* _Required work_
Sift through the material below and return the lines with "JSON".

——

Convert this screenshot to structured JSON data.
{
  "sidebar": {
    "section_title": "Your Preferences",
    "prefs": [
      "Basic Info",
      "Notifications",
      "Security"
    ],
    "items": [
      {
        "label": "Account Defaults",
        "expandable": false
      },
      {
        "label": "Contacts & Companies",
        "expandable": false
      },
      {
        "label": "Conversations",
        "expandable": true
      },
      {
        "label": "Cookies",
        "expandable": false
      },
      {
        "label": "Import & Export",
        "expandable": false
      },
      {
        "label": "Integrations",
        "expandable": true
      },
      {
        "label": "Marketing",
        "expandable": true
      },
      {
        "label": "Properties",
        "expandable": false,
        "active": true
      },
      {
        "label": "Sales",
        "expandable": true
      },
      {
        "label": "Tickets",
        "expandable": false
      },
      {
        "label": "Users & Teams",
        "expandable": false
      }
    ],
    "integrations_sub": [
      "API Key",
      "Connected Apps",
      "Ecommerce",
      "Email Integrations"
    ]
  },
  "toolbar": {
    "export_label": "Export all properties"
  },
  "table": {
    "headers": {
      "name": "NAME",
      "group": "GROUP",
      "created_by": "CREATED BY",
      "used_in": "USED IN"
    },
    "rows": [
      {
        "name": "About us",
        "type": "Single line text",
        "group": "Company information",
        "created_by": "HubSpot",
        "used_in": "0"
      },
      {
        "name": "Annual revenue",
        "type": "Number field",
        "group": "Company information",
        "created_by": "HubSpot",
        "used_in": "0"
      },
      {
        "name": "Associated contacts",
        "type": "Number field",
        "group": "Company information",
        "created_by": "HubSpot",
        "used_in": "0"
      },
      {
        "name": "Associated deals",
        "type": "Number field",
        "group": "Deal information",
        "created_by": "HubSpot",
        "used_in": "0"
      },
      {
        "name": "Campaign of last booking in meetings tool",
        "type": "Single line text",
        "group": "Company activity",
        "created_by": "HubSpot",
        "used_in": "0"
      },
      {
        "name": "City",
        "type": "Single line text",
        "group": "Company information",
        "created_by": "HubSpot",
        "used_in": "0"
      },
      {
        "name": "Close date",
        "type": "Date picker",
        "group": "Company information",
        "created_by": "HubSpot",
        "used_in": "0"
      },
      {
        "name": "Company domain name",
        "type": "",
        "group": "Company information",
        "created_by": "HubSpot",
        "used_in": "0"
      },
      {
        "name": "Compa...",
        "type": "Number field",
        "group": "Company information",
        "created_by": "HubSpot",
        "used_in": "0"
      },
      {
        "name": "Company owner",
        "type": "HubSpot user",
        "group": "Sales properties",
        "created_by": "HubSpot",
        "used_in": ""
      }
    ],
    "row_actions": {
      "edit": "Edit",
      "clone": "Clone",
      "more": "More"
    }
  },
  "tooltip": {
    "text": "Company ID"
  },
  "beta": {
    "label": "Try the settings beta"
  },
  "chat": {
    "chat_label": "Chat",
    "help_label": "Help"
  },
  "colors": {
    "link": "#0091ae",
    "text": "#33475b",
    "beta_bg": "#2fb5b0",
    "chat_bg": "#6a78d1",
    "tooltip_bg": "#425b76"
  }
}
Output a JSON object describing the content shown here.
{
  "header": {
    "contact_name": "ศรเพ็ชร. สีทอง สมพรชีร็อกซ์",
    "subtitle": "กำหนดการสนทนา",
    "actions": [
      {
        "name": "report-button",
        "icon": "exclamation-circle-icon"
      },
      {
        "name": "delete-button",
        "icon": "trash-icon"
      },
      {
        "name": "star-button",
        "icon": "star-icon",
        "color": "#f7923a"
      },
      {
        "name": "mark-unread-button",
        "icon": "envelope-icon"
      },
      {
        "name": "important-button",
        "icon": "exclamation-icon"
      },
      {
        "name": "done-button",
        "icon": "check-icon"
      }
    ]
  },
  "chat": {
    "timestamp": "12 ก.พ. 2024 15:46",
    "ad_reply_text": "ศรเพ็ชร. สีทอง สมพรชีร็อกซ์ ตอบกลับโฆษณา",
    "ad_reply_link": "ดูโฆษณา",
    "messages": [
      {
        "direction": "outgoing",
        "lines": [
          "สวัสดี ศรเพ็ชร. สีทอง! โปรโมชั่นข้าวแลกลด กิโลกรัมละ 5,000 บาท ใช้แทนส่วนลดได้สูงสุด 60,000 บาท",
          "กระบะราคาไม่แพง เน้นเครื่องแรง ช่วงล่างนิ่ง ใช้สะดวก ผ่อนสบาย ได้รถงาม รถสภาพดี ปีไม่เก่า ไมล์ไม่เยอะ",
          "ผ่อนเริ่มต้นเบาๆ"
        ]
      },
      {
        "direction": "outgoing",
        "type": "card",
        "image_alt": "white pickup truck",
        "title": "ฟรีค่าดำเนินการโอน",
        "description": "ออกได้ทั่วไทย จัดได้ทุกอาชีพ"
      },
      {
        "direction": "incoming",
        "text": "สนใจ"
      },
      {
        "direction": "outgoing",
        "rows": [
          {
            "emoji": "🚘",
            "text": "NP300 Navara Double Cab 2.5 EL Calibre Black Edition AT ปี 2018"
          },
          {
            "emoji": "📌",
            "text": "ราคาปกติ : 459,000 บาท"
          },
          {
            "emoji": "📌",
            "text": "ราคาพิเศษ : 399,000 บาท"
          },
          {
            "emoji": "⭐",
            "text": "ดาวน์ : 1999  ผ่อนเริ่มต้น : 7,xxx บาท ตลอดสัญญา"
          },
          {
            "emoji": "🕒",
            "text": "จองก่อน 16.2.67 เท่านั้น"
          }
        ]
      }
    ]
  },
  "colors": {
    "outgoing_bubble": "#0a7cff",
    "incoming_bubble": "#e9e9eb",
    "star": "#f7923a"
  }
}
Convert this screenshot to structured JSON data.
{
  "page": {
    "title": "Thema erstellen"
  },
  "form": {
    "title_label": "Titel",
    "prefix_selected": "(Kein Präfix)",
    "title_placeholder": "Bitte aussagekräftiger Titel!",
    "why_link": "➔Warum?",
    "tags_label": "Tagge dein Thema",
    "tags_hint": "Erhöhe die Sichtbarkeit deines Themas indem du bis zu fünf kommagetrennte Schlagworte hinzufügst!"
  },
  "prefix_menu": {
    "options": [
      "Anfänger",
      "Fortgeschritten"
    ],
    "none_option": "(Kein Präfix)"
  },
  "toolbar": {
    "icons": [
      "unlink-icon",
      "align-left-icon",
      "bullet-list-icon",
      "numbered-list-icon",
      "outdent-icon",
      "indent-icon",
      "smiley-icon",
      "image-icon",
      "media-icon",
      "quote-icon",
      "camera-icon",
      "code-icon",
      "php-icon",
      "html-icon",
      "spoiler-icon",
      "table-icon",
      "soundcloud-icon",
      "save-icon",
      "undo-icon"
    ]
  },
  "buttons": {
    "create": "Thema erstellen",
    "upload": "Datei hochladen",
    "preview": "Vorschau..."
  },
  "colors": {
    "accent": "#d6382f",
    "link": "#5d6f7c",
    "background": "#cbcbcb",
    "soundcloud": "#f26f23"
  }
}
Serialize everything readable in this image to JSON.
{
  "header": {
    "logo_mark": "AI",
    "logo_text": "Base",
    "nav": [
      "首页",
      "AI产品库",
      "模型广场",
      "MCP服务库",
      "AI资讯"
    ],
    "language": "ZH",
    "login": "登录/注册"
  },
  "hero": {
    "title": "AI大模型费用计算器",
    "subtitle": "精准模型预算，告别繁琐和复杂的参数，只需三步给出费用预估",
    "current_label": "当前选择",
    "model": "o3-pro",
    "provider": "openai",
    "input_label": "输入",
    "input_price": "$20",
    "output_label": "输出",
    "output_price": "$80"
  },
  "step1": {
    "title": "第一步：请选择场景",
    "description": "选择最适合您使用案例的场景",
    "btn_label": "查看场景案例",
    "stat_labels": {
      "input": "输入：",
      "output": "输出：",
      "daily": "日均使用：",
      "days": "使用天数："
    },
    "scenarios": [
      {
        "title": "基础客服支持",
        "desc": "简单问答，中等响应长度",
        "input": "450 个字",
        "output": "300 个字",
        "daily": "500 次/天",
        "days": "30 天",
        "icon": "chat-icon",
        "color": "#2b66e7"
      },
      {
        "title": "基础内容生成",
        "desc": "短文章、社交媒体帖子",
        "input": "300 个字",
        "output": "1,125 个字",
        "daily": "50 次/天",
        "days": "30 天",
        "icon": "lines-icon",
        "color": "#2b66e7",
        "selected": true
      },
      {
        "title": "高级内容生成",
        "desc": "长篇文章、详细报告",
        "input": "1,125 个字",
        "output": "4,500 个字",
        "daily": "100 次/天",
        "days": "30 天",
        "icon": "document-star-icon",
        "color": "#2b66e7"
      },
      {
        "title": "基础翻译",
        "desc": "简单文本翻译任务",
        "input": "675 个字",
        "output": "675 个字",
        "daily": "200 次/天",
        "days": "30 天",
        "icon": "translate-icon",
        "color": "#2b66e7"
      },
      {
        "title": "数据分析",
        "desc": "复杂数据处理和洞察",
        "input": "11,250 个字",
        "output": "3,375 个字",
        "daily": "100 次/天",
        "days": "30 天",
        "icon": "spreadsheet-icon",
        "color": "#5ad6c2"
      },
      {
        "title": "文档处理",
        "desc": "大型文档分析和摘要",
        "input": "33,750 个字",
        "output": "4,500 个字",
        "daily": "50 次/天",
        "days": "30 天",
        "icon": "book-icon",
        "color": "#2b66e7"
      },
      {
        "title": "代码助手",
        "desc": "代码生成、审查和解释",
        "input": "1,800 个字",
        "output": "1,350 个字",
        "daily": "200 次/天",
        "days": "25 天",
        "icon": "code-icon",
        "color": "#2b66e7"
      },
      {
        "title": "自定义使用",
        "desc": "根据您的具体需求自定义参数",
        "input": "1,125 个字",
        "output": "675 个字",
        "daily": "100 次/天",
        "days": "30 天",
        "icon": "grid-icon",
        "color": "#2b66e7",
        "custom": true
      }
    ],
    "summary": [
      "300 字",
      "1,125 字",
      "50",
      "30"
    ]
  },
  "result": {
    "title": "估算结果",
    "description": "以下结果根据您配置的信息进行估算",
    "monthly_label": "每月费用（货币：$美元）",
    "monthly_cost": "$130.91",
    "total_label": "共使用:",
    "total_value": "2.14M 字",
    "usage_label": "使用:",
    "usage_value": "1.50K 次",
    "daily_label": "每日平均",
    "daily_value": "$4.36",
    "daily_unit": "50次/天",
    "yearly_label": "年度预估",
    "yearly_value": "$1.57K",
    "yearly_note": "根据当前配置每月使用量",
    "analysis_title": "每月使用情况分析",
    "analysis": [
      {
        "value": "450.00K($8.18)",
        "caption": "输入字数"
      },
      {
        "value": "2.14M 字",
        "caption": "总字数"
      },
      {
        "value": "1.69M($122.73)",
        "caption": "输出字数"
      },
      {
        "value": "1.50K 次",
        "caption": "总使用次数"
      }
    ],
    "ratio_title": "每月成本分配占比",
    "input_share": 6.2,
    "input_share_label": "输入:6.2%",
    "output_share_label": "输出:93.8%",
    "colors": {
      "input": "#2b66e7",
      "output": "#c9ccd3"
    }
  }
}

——

* _Expected output_
Convert this screenshot to structured JSON data.
Output a JSON object describing the content shown here.
Convert this screenshot to structured JSON data.
Serialize everything readable in this image to JSON.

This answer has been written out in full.